--- Items from an interface collection ---
● ● ●
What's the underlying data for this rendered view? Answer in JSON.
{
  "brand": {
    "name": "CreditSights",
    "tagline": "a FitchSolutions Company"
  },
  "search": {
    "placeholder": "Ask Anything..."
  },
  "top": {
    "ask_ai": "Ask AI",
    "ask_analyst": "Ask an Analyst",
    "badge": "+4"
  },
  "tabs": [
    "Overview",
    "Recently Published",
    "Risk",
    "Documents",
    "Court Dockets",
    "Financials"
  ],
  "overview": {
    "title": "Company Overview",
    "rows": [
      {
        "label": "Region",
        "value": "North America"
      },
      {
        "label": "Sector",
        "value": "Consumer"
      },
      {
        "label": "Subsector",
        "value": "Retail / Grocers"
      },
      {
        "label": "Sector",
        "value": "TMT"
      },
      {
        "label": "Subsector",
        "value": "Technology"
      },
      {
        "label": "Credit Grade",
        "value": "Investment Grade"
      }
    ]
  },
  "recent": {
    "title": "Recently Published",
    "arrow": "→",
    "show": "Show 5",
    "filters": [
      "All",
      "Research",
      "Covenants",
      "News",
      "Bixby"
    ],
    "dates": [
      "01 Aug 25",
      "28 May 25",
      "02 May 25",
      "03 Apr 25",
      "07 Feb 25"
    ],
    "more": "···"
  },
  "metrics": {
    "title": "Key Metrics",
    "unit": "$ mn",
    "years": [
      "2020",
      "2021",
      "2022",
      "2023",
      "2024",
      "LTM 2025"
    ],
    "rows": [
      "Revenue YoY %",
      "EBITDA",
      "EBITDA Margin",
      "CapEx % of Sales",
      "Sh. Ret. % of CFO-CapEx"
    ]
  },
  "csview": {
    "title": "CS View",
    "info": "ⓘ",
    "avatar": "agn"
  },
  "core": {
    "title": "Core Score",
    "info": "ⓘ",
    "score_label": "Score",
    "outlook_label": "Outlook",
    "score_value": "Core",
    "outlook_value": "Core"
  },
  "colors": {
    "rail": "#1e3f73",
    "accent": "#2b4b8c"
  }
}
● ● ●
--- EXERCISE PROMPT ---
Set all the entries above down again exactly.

--- SOLUTION FOR THIS PROBLEM ---
What's the underlying data for this rendered view? Answer in JSON.
{
  "brand": {
    "name": "CreditSights",
    "tagline": "a FitchSolutions Company"
  },
  "search": {
    "placeholder": "Ask Anything..."
  },
  "top": {
    "ask_ai": "Ask AI",
    "ask_analyst": "Ask an Analyst",
    "badge": "+4"
  },
  "tabs": [
    "Overview",
    "Recently Published",
    "Risk",
    "Documents",
    "Court Dockets",
    "Financials"
  ],
  "overview": {
    "title": "Company Overview",
    "rows": [
      {
        "label": "Region",
        "value": "North America"
      },
      {
        "label": "Sector",
        "value": "Consumer"
      },
      {
        "label": "Subsector",
        "value": "Retail / Grocers"
      },
      {
        "label": "Sector",
        "value": "TMT"
      },
      {
        "label": "Subsector",
        "value": "Technology"
      },
      {
        "label": "Credit Grade",
        "value": "Investment Grade"
      }
    ]
  },
  "recent": {
    "title": "Recently Published",
    "arrow": "→",
    "show": "Show 5",
    "filters": [
      "All",
      "Research",
      "Covenants",
      "News",
      "Bixby"
    ],
    "dates": [
      "01 Aug 25",
      "28 May 25",
      "02 May 25",
      "03 Apr 25",
      "07 Feb 25"
    ],
    "more": "···"
  },
  "metrics": {
    "title": "Key Metrics",
    "unit": "$ mn",
    "years": [
      "2020",
      "2021",
      "2022",
      "2023",
      "2024",
      "LTM 2025"
    ],
    "rows": [
      "Revenue YoY %",
      "EBITDA",
      "EBITDA Margin",
      "CapEx % of Sales",
      "Sh. Ret. % of CFO-CapEx"
    ]
  },
  "csview": {
    "title": "CS View",
    "info": "ⓘ",
    "avatar": "agn"
  },
  "core": {
    "title": "Core Score",
    "info": "ⓘ",
    "score_label": "Score",
    "outlook_label": "Outlook",
    "score_value": "Core",
    "outlook_value": "Core"
  },
  "colors": {
    "rail": "#1e3f73",
    "accent": "#2b4b8c"
  }
}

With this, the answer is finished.